Details: Free, July 21, 12:30 p.m. -2 p.m., Women of Color Resource Center, 1611 Telegraph Ave. #303, Oakland, CA, 94612
Contact: 510-444-2700 Ext. 304, email@example.com
East West Players’ honored twice by James Irvine Foundation
Early June, Tim Dang, producing artistic director of East West Players (EWP), the nation’s premier Asian American theatre, was honored with a 2009 James Irvine Foundation Leadership Award for increasing understanding of and appreciation for California’s diversity and creating new opportunities for Asian American artists. Stewart Kwoh, of the Asian Pacific American Legal Council, nominated and on June 9th California State Controller John Chiang presented Tim with the award on behalf of the James Irvine Foundation program in Sacramento. Tim is the second arts recipient to receive this honor from the Irvine Foundation since the inception of the Leadership Awards in 2006. ”I am very thrilled that the Irvine Foundation has chosen to honor Tim Dang and East West Players with the Leadership Award this year,” said Epps. “In addition to knowing that Tim and his company richly deserve this honor, I am greatly moved by the fact that the Foundation has once again wisely bestowed this coveted award on the leader of an arts organization.” On June 16th, East West Players learned that it received another honor from the James Irvine Foundation. The foundation confirmed a renewed grant in its continuing support of East West Players’ literary programs to develop and nurture new artistic works. This grant, approved through a different process with different guidelines, provides EWP with $300,000 over the next three years.

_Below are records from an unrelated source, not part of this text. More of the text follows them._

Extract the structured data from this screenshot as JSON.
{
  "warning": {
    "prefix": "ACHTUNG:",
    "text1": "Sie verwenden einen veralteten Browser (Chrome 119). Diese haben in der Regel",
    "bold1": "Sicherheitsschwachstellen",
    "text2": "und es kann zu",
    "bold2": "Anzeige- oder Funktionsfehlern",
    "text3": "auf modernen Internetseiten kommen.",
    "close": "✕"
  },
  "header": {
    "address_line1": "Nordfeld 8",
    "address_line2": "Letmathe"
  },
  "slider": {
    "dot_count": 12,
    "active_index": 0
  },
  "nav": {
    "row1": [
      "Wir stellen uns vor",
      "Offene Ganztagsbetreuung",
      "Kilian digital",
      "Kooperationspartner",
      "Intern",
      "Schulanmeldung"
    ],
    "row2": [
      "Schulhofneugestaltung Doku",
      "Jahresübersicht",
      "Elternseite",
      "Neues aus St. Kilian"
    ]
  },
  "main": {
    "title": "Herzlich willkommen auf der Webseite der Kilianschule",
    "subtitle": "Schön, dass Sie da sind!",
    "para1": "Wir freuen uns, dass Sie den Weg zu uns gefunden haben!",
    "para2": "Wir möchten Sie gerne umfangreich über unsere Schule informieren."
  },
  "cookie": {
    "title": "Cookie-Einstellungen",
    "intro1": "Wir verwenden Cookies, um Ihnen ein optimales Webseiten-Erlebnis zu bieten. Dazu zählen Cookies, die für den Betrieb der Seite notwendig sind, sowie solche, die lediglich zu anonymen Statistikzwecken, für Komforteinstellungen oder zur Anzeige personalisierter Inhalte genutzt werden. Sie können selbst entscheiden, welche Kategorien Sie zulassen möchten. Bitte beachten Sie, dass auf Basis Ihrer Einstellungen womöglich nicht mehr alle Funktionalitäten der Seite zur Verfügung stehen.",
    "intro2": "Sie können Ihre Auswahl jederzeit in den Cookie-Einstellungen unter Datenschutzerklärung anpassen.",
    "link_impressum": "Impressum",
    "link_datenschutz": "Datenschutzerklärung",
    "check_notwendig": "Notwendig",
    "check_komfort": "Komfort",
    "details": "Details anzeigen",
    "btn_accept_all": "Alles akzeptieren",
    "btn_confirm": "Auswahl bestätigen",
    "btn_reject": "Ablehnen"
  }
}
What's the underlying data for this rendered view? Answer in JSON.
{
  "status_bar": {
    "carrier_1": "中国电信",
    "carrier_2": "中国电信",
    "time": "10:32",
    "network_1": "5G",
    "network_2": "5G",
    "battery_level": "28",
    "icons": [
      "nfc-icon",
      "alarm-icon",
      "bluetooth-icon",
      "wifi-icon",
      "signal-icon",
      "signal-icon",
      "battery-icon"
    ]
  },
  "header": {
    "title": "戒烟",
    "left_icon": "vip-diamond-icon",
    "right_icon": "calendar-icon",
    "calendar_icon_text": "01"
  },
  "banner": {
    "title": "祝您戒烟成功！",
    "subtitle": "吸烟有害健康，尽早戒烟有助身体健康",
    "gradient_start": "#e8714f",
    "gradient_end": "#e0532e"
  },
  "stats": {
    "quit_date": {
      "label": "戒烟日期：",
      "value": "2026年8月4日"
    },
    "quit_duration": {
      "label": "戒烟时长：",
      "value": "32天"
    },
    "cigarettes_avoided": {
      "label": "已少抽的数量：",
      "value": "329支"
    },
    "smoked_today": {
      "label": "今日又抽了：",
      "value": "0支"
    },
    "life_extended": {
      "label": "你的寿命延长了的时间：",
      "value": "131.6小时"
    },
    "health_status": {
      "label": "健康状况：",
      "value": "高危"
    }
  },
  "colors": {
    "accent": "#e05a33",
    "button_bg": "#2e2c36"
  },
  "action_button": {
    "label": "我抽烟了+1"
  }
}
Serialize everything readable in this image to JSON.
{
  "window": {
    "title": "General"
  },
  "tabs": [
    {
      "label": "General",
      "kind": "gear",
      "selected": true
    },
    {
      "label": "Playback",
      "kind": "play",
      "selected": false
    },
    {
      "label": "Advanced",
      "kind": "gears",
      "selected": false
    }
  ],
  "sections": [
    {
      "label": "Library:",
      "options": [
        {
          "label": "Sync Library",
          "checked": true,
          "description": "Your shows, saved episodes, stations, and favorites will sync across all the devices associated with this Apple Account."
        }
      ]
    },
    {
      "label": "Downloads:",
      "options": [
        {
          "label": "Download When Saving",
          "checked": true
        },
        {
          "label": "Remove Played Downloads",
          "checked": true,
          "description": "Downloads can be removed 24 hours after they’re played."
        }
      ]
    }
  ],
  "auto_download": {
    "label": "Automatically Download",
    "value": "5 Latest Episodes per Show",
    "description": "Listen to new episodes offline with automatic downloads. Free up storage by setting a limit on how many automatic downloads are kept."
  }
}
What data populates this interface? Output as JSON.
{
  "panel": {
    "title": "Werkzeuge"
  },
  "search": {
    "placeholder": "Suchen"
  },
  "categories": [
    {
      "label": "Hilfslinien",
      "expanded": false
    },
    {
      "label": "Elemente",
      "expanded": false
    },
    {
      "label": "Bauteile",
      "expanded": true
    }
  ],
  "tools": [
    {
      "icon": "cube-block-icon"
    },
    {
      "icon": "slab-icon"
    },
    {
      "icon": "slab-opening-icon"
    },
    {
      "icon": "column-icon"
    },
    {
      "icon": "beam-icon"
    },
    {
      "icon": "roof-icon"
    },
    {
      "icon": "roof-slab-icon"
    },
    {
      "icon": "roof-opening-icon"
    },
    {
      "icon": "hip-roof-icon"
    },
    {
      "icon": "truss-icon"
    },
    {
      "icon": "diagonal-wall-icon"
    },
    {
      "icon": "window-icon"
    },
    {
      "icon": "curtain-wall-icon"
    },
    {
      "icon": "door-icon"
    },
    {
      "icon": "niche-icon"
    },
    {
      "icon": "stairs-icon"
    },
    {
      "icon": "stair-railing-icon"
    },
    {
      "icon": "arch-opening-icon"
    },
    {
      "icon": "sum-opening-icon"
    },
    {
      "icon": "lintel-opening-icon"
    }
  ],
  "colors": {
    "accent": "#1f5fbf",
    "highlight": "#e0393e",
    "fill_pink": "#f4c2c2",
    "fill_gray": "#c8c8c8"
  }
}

“Taste Korea” on CBS 5
San Francisco-Oakland-San Jose – CBS 5 and cbs5.com in partnership with the Republic of Korea have created an advertising campaign featuring 15 spots that highlight the food and culture of Korea. ”We are very excited about this ‘Taste Korea’ campaign and proud to share the Korean culture and our food with mainstream America to build stronger relationships, especially during these tough times,” said Moon Kyu Bang, Ph.D., Director General, Food Industry Policy Bureau, Ministry for Food and Agriculture, Republic of Korea. The videos are on air and can also be seen on http://cbs5.com/advtastekoreavideo with the following businesses
Tibetan Guide’s Incitement Case Surfaces: 3-Year Sentence for Emails, Text Messages
Dui Hua has obtained and produced English translations of the indictment and verdict for a previously unknown case of a Tibetan sentenced to three years in prison for “inciting splittism” after the March 14 riots in Lhasa. The case against Gonpo Tserang, a well-respected expedition guide who has trekked with foreign celebrities and participated in high-profile mountain rescue efforts, involved a series of emails and text messages sent over three days to acquaintances outside of China. These messages, which prosecutors claim “distorted the facts and true situation regarding social stability in the Tibetan area following the ‘March 14 incident” were considered by the court to be deserving of severe punishment.
This case is significant in a number of respects. First, it is the only case Dui Hua is aware of in which a Tibetan in Yunnan Province has been convicted of a state security crime following the Tibetan protests of 2008. Second, it is not at all apparent that the charge of “inciting splittism” was properly applied. The content of the messages is never specified, and it is questionable whether individuals who are not located in China are even capable of carrying out acts that would “split the nation or undermine national unity.” Unfortunately, it appears that, at least for his appeal, Gonpo Tserang was not represented by counsel-very likely a result of the reluctance of most lawyers to take on criminal defense work in political cases and the threats made warning of serious consequences for lawyers who volunteered to defend Tibetans.